■ **Exercise requirements**:
Retype each of the records below exactly, leaving the pictures out.

======== Supplied information

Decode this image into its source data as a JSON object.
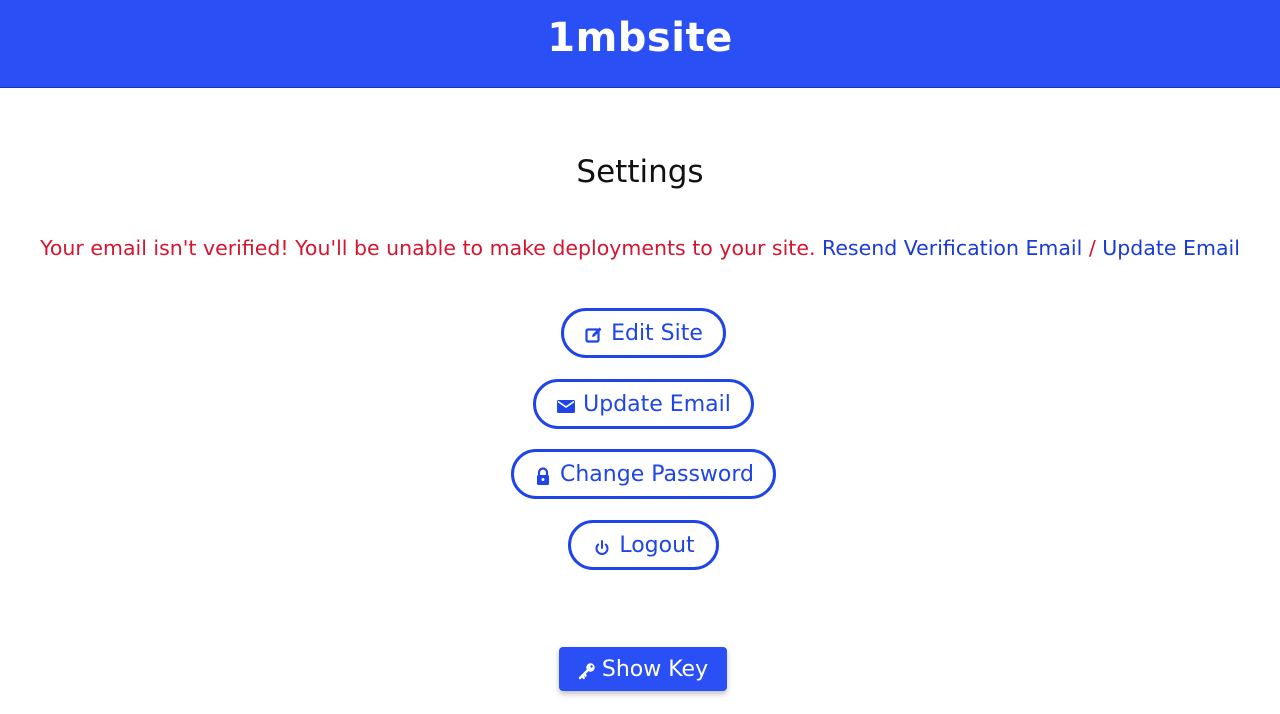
{
  "header": {
    "brand": "1mbsite",
    "color": "#2a4ff5"
  },
  "page": {
    "title": "Settings"
  },
  "notice": {
    "message": "Your email isn't verified! You'll be unable to make deployments to your site. ",
    "resend_link": "Resend Verification Email",
    "separator": " / ",
    "update_link": "Update Email",
    "message_color": "#d4152f",
    "link_color": "#1b3ad6"
  },
  "actions": {
    "edit_site": {
      "label": "Edit Site",
      "icon": "edit-icon"
    },
    "update_email": {
      "label": "Update Email",
      "icon": "envelope-icon"
    },
    "change_password": {
      "label": "Change Password",
      "icon": "lock-icon"
    },
    "logout": {
      "label": "Logout",
      "icon": "power-icon"
    }
  },
  "key_button": {
    "label": "Show Key",
    "icon": "key-icon"
  }
}
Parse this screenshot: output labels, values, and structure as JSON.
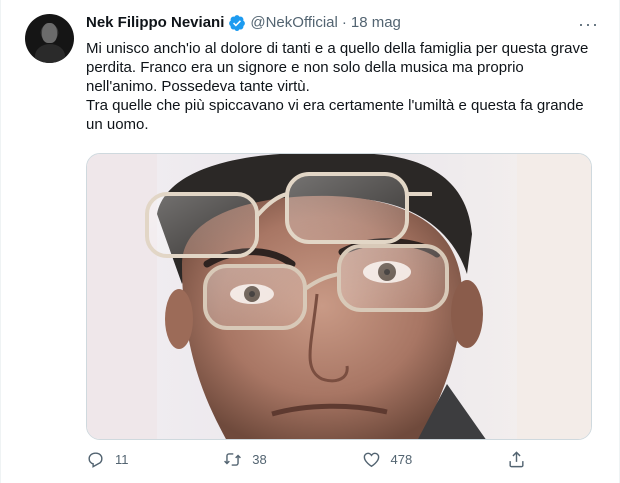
{
  "author": {
    "name": "Nek Filippo Neviani",
    "handle": "@NekOfficial",
    "separator": "·",
    "date": "18 mag",
    "verified": true
  },
  "tweet": {
    "paragraph_1": "Mi unisco anch'io al dolore di tanti e a quello della famiglia per questa grave perdita. Franco era un signore e non solo della musica ma proprio nell'animo. Possedeva tante virtù.",
    "paragraph_2": "Tra quelle che più spiccavano vi era certamente l'umiltà e questa fa grande un uomo."
  },
  "more_menu": "···",
  "actions": {
    "reply": {
      "icon": "reply-icon",
      "count": "11"
    },
    "retweet": {
      "icon": "retweet-icon",
      "count": "38"
    },
    "like": {
      "icon": "heart-icon",
      "count": "478"
    },
    "share": {
      "icon": "share-icon"
    }
  },
  "colors": {
    "verified": "#1d9bf0",
    "secondary_text": "#536471",
    "primary_text": "#0f1419"
  }
}
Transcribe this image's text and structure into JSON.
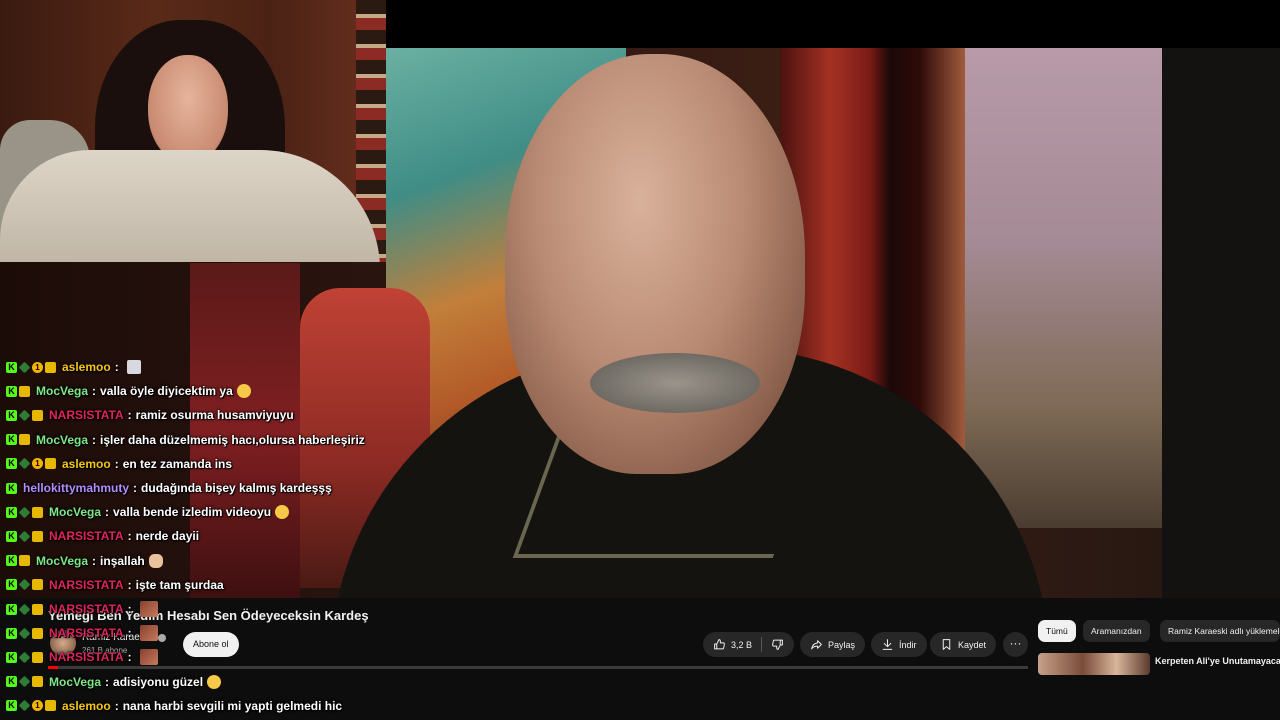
{
  "video": {
    "title": "Yemeği Ben Yedim Hesabı Sen Ödeyeceksin Kardeş",
    "channel": "Ramiz Karaeski",
    "subscribers": "261 B abone",
    "subscribe_label": "Abone ol",
    "likes": "3,2 B",
    "share_label": "Paylaş",
    "download_label": "İndir",
    "save_label": "Kaydet",
    "more_label": "···",
    "progress": 0.01
  },
  "recommendations": {
    "chips": [
      "Tümü",
      "Aramanızdan",
      "Ramiz Karaeski adlı yüklemeler"
    ],
    "first_title": "Kerpeten Ali'ye Unutamayacağı Portakal Dayağı"
  },
  "chat": [
    {
      "badges": [
        "k",
        "d",
        "1",
        "c"
      ],
      "user": "aslemoo",
      "color": "#f5c518",
      "text": "",
      "emote": "box"
    },
    {
      "badges": [
        "k",
        "c"
      ],
      "user": "MocVega",
      "color": "#7ee787",
      "text": "valla öyle diyicektim ya",
      "emote": "smile"
    },
    {
      "badges": [
        "k",
        "d",
        "c"
      ],
      "user": "NARSISTATA",
      "color": "#e0245e",
      "text": "ramiz osurma husamviyuyu",
      "emote": ""
    },
    {
      "badges": [
        "k",
        "c"
      ],
      "user": "MocVega",
      "color": "#7ee787",
      "text": "işler daha düzelmemiş hacı,olursa haberleşiriz",
      "emote": ""
    },
    {
      "badges": [
        "k",
        "d",
        "1",
        "c"
      ],
      "user": "aslemoo",
      "color": "#f5c518",
      "text": "en tez zamanda ins",
      "emote": ""
    },
    {
      "badges": [
        "k"
      ],
      "user": "hellokittymahmuty",
      "color": "#b48cff",
      "text": "dudağında bişey kalmış kardeşşş",
      "emote": ""
    },
    {
      "badges": [
        "k",
        "d",
        "c"
      ],
      "user": "MocVega",
      "color": "#7ee787",
      "text": "valla bende izledim videoyu",
      "emote": "smile"
    },
    {
      "badges": [
        "k",
        "d",
        "c"
      ],
      "user": "NARSISTATA",
      "color": "#e0245e",
      "text": "nerde dayii",
      "emote": ""
    },
    {
      "badges": [
        "k",
        "c"
      ],
      "user": "MocVega",
      "color": "#7ee787",
      "text": "inşallah",
      "emote": "hands"
    },
    {
      "badges": [
        "k",
        "d",
        "c"
      ],
      "user": "NARSISTATA",
      "color": "#e0245e",
      "text": "işte tam şurdaa",
      "emote": ""
    },
    {
      "badges": [
        "k",
        "d",
        "c"
      ],
      "user": "NARSISTATA",
      "color": "#e0245e",
      "text": "",
      "emote": "pic"
    },
    {
      "badges": [
        "k",
        "d",
        "c"
      ],
      "user": "NARSISTATA",
      "color": "#e0245e",
      "text": "",
      "emote": "pic"
    },
    {
      "badges": [
        "k",
        "d",
        "c"
      ],
      "user": "NARSISTATA",
      "color": "#e0245e",
      "text": "",
      "emote": "pic"
    },
    {
      "badges": [
        "k",
        "d",
        "c"
      ],
      "user": "MocVega",
      "color": "#7ee787",
      "text": "adisiyonu güzel",
      "emote": "smile"
    },
    {
      "badges": [
        "k",
        "d",
        "1",
        "c"
      ],
      "user": "aslemoo",
      "color": "#f5c518",
      "text": "nana harbi sevgili mi yapti gelmedi hic",
      "emote": ""
    }
  ]
}
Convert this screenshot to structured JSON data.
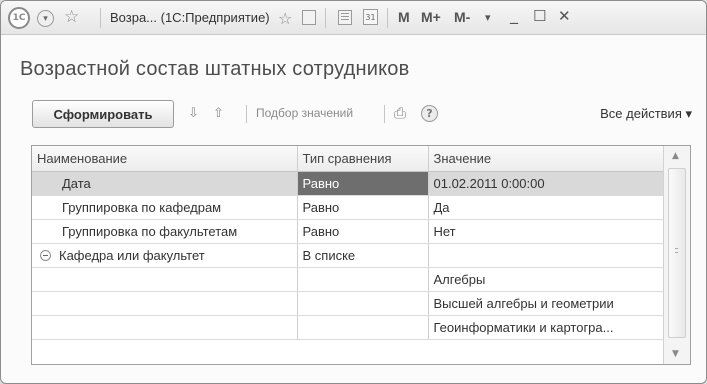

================

■ **Solved exercise**:
Decode this image into its source data as a JSON object.
{
  "header": {
    "brand": "1mbsite",
    "color": "#2a4ff5"
  },
  "page": {
    "title": "Settings"
  },
  "notice": {
    "message": "Your email isn't verified! You'll be unable to make deployments to your site. ",
    "resend_link": "Resend Verification Email",
    "separator": " / ",
    "update_link": "Update Email",
    "message_color": "#d4152f",
    "link_color": "#1b3ad6"
  },
  "actions": {
    "edit_site": {
      "label": "Edit Site",
      "icon": "edit-icon"
    },
    "update_email": {
      "label": "Update Email",
      "icon": "envelope-icon"
    },
    "change_password": {
      "label": "Change Password",
      "icon": "lock-icon"
    },
    "logout": {
      "label": "Logout",
      "icon": "power-icon"
    }
  },
  "key_button": {
    "label": "Show Key",
    "icon": "key-icon"
  }
}
Parse this screenshot: output labels, values, and structure as JSON.
{
  "author": {
    "name": "Nek Filippo Neviani",
    "handle": "@NekOfficial",
    "separator": "·",
    "date": "18 mag",
    "verified": true
  },
  "tweet": {
    "paragraph_1": "Mi unisco anch'io al dolore di tanti e a quello della famiglia per questa grave perdita. Franco era un signore e non solo della musica ma proprio nell'animo. Possedeva tante virtù.",
    "paragraph_2": "Tra quelle che più spiccavano vi era certamente l'umiltà e questa fa grande un uomo."
  },
  "more_menu": "···",
  "actions": {
    "reply": {
      "icon": "reply-icon",
      "count": "11"
    },
    "retweet": {
      "icon": "retweet-icon",
      "count": "38"
    },
    "like": {
      "icon": "heart-icon",
      "count": "478"
    },
    "share": {
      "icon": "share-icon"
    }
  },
  "colors": {
    "verified": "#1d9bf0",
    "secondary_text": "#536471",
    "primary_text": "#0f1419"
  }
}
Transcribe this image's text and structure into JSON.
{
  "video": {
    "title": "Yemeği Ben Yedim Hesabı Sen Ödeyeceksin Kardeş",
    "channel": "Ramiz Karaeski",
    "subscribers": "261 B abone",
    "subscribe_label": "Abone ol",
    "likes": "3,2 B",
    "share_label": "Paylaş",
    "download_label": "İndir",
    "save_label": "Kaydet",
    "more_label": "···",
    "progress": 0.01
  },
  "recommendations": {
    "chips": [
      "Tümü",
      "Aramanızdan",
      "Ramiz Karaeski adlı yüklemeler"
    ],
    "first_title": "Kerpeten Ali'ye Unutamayacağı Portakal Dayağı"
  },
  "chat": [
    {
      "badges": [
        "k",
        "d",
        "1",
        "c"
      ],
      "user": "aslemoo",
      "color": "#f5c518",
      "text": "",
      "emote": "box"
    },
    {
      "badges": [
        "k",
        "c"
      ],
      "user": "MocVega",
      "color": "#7ee787",
      "text": "valla öyle diyicektim ya",
      "emote": "smile"
    },
    {
      "badges": [
        "k",
        "d",
        "c"
      ],
      "user": "NARSISTATA",
      "color": "#e0245e",
      "text": "ramiz osurma husamviyuyu",
      "emote": ""
    },
    {
      "badges": [
        "k",
        "c"
      ],
      "user": "MocVega",
      "color": "#7ee787",
      "text": "işler daha düzelmemiş hacı,olursa haberleşiriz",
      "emote": ""
    },
    {
      "badges": [
        "k",
        "d",
        "1",
        "c"
      ],
      "user": "aslemoo",
      "color": "#f5c518",
      "text": "en tez zamanda ins",
      "emote": ""
    },
    {
      "badges": [
        "k"
      ],
      "user": "hellokittymahmuty",
      "color": "#b48cff",
      "text": "dudağında bişey kalmış kardeşşş",
      "emote": ""
    },
    {
      "badges": [
        "k",
        "d",
        "c"
      ],
      "user": "MocVega",
      "color": "#7ee787",
      "text": "valla bende izledim videoyu",
      "emote": "smile"
    },
    {
      "badges": [
        "k",
        "d",
        "c"
      ],
      "user": "NARSISTATA",
      "color": "#e0245e",
      "text": "nerde dayii",
      "emote": ""
    },
    {
      "badges": [
        "k",
        "c"
      ],
      "user": "MocVega",
      "color": "#7ee787",
      "text": "inşallah",
      "emote": "hands"
    },
    {
      "badges": [
        "k",
        "d",
        "c"
      ],
      "user": "NARSISTATA",
      "color": "#e0245e",
      "text": "işte tam şurdaa",
      "emote": ""
    },
    {
      "badges": [
        "k",
        "d",
        "c"
      ],
      "user": "NARSISTATA",
      "color": "#e0245e",
      "text": "",
      "emote": "pic"
    },
    {
      "badges": [
        "k",
        "d",
        "c"
      ],
      "user": "NARSISTATA",
      "color": "#e0245e",
      "text": "",
      "emote": "pic"
    },
    {
      "badges": [
        "k",
        "d",
        "c"
      ],
      "user": "NARSISTATA",
      "color": "#e0245e",
      "text": "",
      "emote": "pic"
    },
    {
      "badges": [
        "k",
        "d",
        "c"
      ],
      "user": "MocVega",
      "color": "#7ee787",
      "text": "adisiyonu güzel",
      "emote": "smile"
    },
    {
      "badges": [
        "k",
        "d",
        "1",
        "c"
      ],
      "user": "aslemoo",
      "color": "#f5c518",
      "text": "nana harbi sevgili mi yapti gelmedi hic",
      "emote": ""
    }
  ]
}
Convert this screenshot to structured JSON data.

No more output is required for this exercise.